The good news? It can never make you sick. It just might not taste very good. Hop flavors and aromas will be diminished, first. Malt flavors that used to remind you of chocolate and caramel will begin to meld into a generic sickly “sweet” flavor, and in some beers reminders of wet cardboard and paper can develop.
Can beer get skunked in a can?
How Does Beer Get Skunky? – I love a good beer advertisement. Beers at the beach. Beers at the BBQ. Beers on the ski hill. Beers on a sunny patio. It makes you want to reach into the TV and take a swig of that nice cold beer, doesn’t it? But let me tell you, if that beer has been in direct sunlight for more than a few hours, it has likely been skunked and it’s filled with undrinkable disappointment.
- Beer skunks come from exposing beer to direct sunlight, NOT because of changes in temperature, although that’s damaging in other ways.
- When brewers add bittering hops to their brew, it releases iso-alpha acids and makes the beer bitter (as you may remember in our earlier article Hops Intro 101 ).
- The sunlight breaks down the alpha acids to produce sulfur compounds, specifically, 3-methyl-2-butene-1-thiol if you want to be nerdy about it.
Our taste buds are very perceptive to the sulfur compounds so it doesn’t take a lot of sunlight to ruin the beer. The reaction also occurs very quickly: 30 seconds of exposure in clear glass bottles is more than enough time to get skunky. There are a couple different ways that brewers can combat skunking.
- Packaging in cans rather than bottles prevents skunking entirely as light cannot pass through.
- However, the majority of people prefer bottles to cans, as shown by the study Bottled vs.
- Canned Beer: Do They Really Taste Different? published in Beverages journal.
- Because of this, bottles are still heavily marketed and sold in the industry.
Different glass colors offer different effects on skunking prevention. Brown bottles offer the best protection from light, green bottles offer good protection but some light does pass through, and clear bottles offer little to no protection. Seasoned beer drinkers might be wondering at this point, what about Miller High Life and their trademark clear bottles? Miller High Life, as well as some other beers in clear bottles, are made with (put simply) stabilized hop compounds that cannot be skunked.
Buy cans, not bottles If you buy bottles, make sure the display isn’t directly in the sunlight Store it in a dark, cold place or the fridge as soon as possible Use a cooler with a lid if you’re drinking outside If you’re drinking a beer that is complemented well by lime, like Corona, stick a lime in it. The citrus will mask the taste and you won’t smell it if you drink from the bottle
Written by Jan Fogg Purchasing Assistant
How long does canned beer last from a brewery?
How do you know if beer is expired? – If you’re not sure whether your canned beer is still good, there is a simple way to find out: just open one and take a sip.

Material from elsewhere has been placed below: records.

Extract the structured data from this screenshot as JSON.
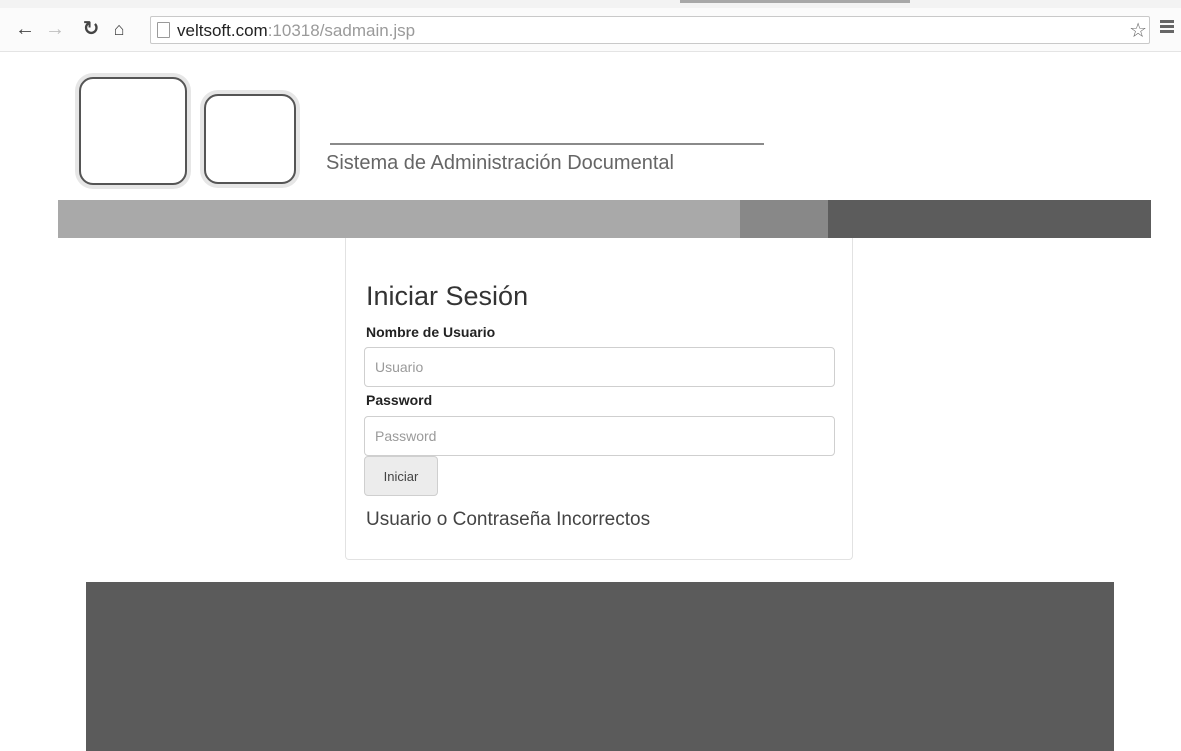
{
  "browser": {
    "url_host": "veltsoft.com",
    "url_path": ":10318/sadmain.jsp",
    "icons": {
      "back": "arrow-left-icon",
      "forward": "arrow-right-icon",
      "reload": "reload-icon",
      "home": "home-icon",
      "page": "page-icon",
      "bookmark": "star-icon",
      "menu": "hamburger-menu-icon"
    }
  },
  "header": {
    "system_title": "Sistema de Administración Documental"
  },
  "login": {
    "title": "Iniciar Sesión",
    "username_label": "Nombre de Usuario",
    "username_placeholder": "Usuario",
    "username_value": "",
    "password_label": "Password",
    "password_placeholder": "Password",
    "password_value": "",
    "submit_label": "Iniciar",
    "error_message": "Usuario o Contraseña Incorrectos"
  },
  "colors": {
    "band_light": "#a9a9a9",
    "band_mid": "#888888",
    "band_dark": "#5c5c5c",
    "footer": "#5b5b5b"
  }
}
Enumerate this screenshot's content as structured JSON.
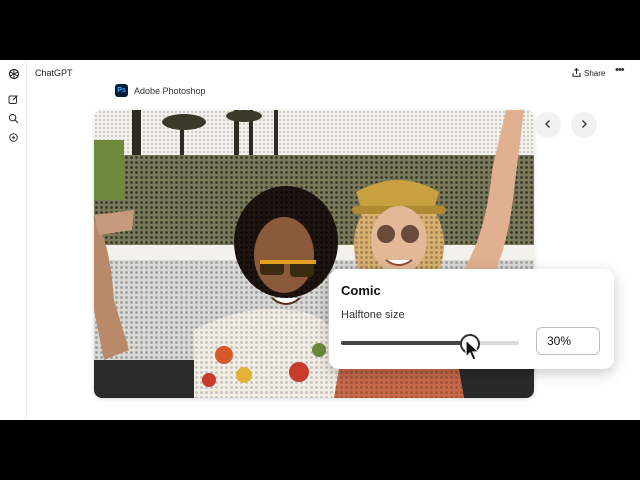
{
  "app": {
    "title": "ChatGPT"
  },
  "header": {
    "share_label": "Share",
    "more_label": "•••"
  },
  "integration": {
    "name": "Adobe Photoshop",
    "logo_text": "Ps"
  },
  "rail": {
    "icons": [
      "openai-logo-icon",
      "new-chat-icon",
      "search-icon",
      "library-icon"
    ]
  },
  "carousel": {
    "prev_icon": "chevron-left-icon",
    "next_icon": "chevron-right-icon"
  },
  "effect_panel": {
    "title": "Comic",
    "control_label": "Halftone size",
    "slider_fraction": 0.72,
    "value": "30%"
  },
  "colors": {
    "ps_bg": "#001e36",
    "ps_accent": "#31a8ff",
    "slider": "#444444"
  }
}
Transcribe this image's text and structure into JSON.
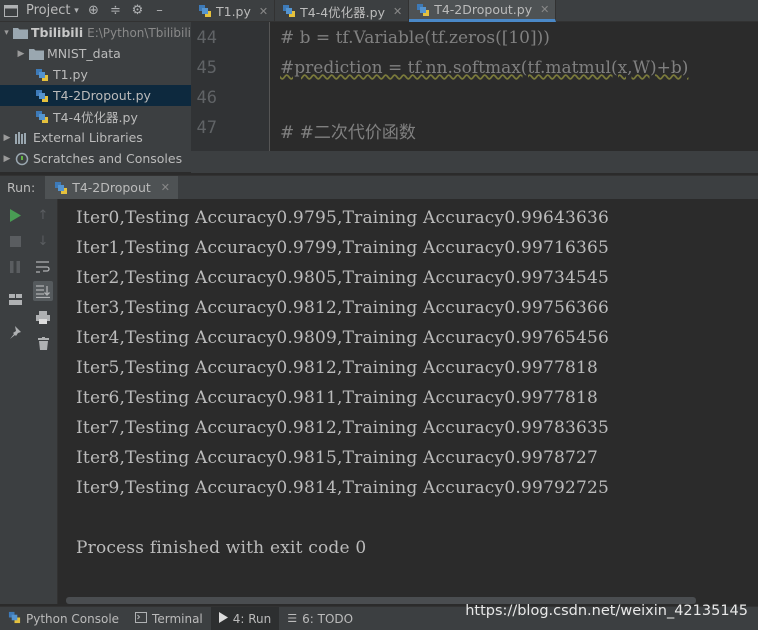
{
  "project_panel": {
    "title": "Project",
    "tree": [
      {
        "label": "Tbilibili",
        "path": "E:\\Python\\Tbilibili",
        "type": "folder",
        "expanded": true
      },
      {
        "label": "MNIST_data",
        "type": "folder",
        "expanded": false
      },
      {
        "label": "T1.py",
        "type": "python"
      },
      {
        "label": "T4-2Dropout.py",
        "type": "python",
        "selected": true
      },
      {
        "label": "T4-4优化器.py",
        "type": "python"
      },
      {
        "label": "External Libraries",
        "type": "library"
      },
      {
        "label": "Scratches and Consoles",
        "type": "scratch"
      }
    ]
  },
  "editor": {
    "tabs": [
      {
        "label": "T1.py",
        "active": false
      },
      {
        "label": "T4-4优化器.py",
        "active": false
      },
      {
        "label": "T4-2Dropout.py",
        "active": true
      }
    ],
    "lines": [
      {
        "num": "44",
        "text": "# b = tf.Variable(tf.zeros([10]))"
      },
      {
        "num": "45",
        "text": "#prediction = tf.nn.softmax(tf.matmul(x,W)+b)"
      },
      {
        "num": "46",
        "text": ""
      },
      {
        "num": "47",
        "text": "# #二次代价函数"
      }
    ]
  },
  "run_panel": {
    "label": "Run:",
    "tab_label": "T4-2Dropout",
    "output": [
      "Iter0,Testing Accuracy0.9795,Training Accuracy0.99643636",
      "Iter1,Testing Accuracy0.9799,Training Accuracy0.99716365",
      "Iter2,Testing Accuracy0.9805,Training Accuracy0.99734545",
      "Iter3,Testing Accuracy0.9812,Training Accuracy0.99756366",
      "Iter4,Testing Accuracy0.9809,Training Accuracy0.99765456",
      "Iter5,Testing Accuracy0.9812,Training Accuracy0.9977818",
      "Iter6,Testing Accuracy0.9811,Training Accuracy0.9977818",
      "Iter7,Testing Accuracy0.9812,Training Accuracy0.99783635",
      "Iter8,Testing Accuracy0.9815,Training Accuracy0.9978727",
      "Iter9,Testing Accuracy0.9814,Training Accuracy0.99792725",
      "",
      "Process finished with exit code 0"
    ]
  },
  "bottom_bar": {
    "tabs": [
      {
        "label": "Python Console",
        "active": false
      },
      {
        "label": "Terminal",
        "active": false
      },
      {
        "label": "4: Run",
        "active": true
      },
      {
        "label": "6: TODO",
        "active": false
      }
    ]
  },
  "watermark": "https://blog.csdn.net/weixin_42135145",
  "colors": {
    "panel_bg": "#3c3f41",
    "editor_bg": "#2b2b2b",
    "selection": "#0d293e",
    "accent": "#4a88c7",
    "run_green": "#499c54"
  }
}
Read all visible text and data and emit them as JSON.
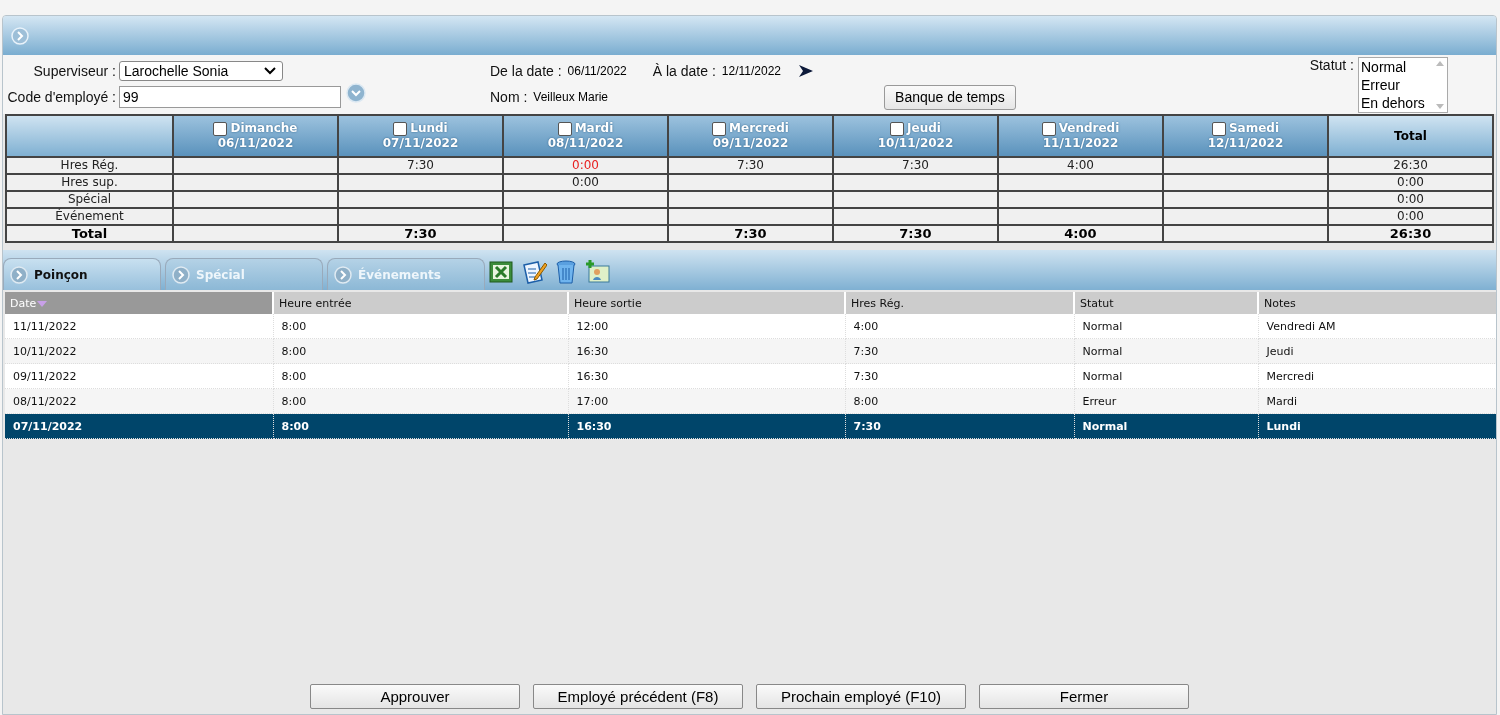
{
  "form": {
    "supervisor": {
      "label": "Superviseur :",
      "value": "Larochelle Sonia"
    },
    "employee_code": {
      "label": "Code d'employé :",
      "value": "99"
    },
    "from_date": {
      "label": "De la date :",
      "value": "06/11/2022"
    },
    "to_date": {
      "label": "À la date :",
      "value": "12/11/2022"
    },
    "name": {
      "label": "Nom :",
      "value": "Veilleux Marie"
    },
    "time_bank_button": "Banque de temps",
    "status": {
      "label": "Statut :",
      "options": [
        {
          "label": "Normal",
          "selected": false
        },
        {
          "label": "Erreur",
          "selected": false
        },
        {
          "label": "En dehors",
          "selected": false
        }
      ]
    }
  },
  "summary": {
    "days": [
      {
        "day": "Dimanche",
        "date": "06/11/2022",
        "checked": false
      },
      {
        "day": "Lundi",
        "date": "07/11/2022",
        "checked": false
      },
      {
        "day": "Mardi",
        "date": "08/11/2022",
        "checked": false
      },
      {
        "day": "Mercredi",
        "date": "09/11/2022",
        "checked": false
      },
      {
        "day": "Jeudi",
        "date": "10/11/2022",
        "checked": false
      },
      {
        "day": "Vendredi",
        "date": "11/11/2022",
        "checked": false
      },
      {
        "day": "Samedi",
        "date": "12/11/2022",
        "checked": false
      }
    ],
    "total_header": "Total",
    "rows": [
      {
        "label": "Hres Rég.",
        "kind": "normal",
        "cells": [
          null,
          {
            "value": "7:30",
            "alert": false
          },
          {
            "value": "0:00",
            "alert": true
          },
          {
            "value": "7:30",
            "alert": false
          },
          {
            "value": "7:30",
            "alert": false
          },
          {
            "value": "4:00",
            "alert": false
          },
          null
        ],
        "total": "26:30"
      },
      {
        "label": "Hres sup.",
        "kind": "normal",
        "cells": [
          null,
          null,
          {
            "value": "0:00",
            "alert": false
          },
          null,
          null,
          null,
          null
        ],
        "total": "0:00"
      },
      {
        "label": "Spécial",
        "kind": "normal",
        "cells": [
          null,
          null,
          null,
          null,
          null,
          null,
          null
        ],
        "total": "0:00"
      },
      {
        "label": "Événement",
        "kind": "normal",
        "cells": [
          null,
          null,
          null,
          null,
          null,
          null,
          null
        ],
        "total": "0:00"
      },
      {
        "label": "Total",
        "kind": "total",
        "cells": [
          null,
          {
            "value": "7:30",
            "alert": false
          },
          null,
          {
            "value": "7:30",
            "alert": false
          },
          {
            "value": "7:30",
            "alert": false
          },
          {
            "value": "4:00",
            "alert": false
          },
          null
        ],
        "total": "26:30"
      }
    ]
  },
  "tabs": [
    {
      "label": "Poinçon",
      "selected": true
    },
    {
      "label": "Spécial",
      "selected": false
    },
    {
      "label": "Événements",
      "selected": false
    }
  ],
  "grid": {
    "columns": [
      {
        "label": "Date",
        "sorted": true
      },
      {
        "label": "Heure entrée",
        "sorted": false
      },
      {
        "label": "Heure sortie",
        "sorted": false
      },
      {
        "label": "Hres Rég.",
        "sorted": false
      },
      {
        "label": "Statut",
        "sorted": false
      },
      {
        "label": "Notes",
        "sorted": false
      }
    ],
    "rows": [
      {
        "cells": [
          "11/11/2022",
          "8:00",
          "12:00",
          "4:00",
          "Normal",
          "Vendredi AM"
        ],
        "selected": false
      },
      {
        "cells": [
          "10/11/2022",
          "8:00",
          "16:30",
          "7:30",
          "Normal",
          "Jeudi"
        ],
        "selected": false
      },
      {
        "cells": [
          "09/11/2022",
          "8:00",
          "16:30",
          "7:30",
          "Normal",
          "Mercredi"
        ],
        "selected": false
      },
      {
        "cells": [
          "08/11/2022",
          "8:00",
          "17:00",
          "8:00",
          "Erreur",
          "Mardi"
        ],
        "selected": false
      },
      {
        "cells": [
          "07/11/2022",
          "8:00",
          "16:30",
          "7:30",
          "Normal",
          "Lundi"
        ],
        "selected": true
      }
    ]
  },
  "buttons": [
    "Approuver",
    "Employé précédent (F8)",
    "Prochain employé (F10)",
    "Fermer"
  ]
}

If it tastes fine, then all of the cans should still be good. However, if the beer has an off-taste or smell, it’s best to discard it.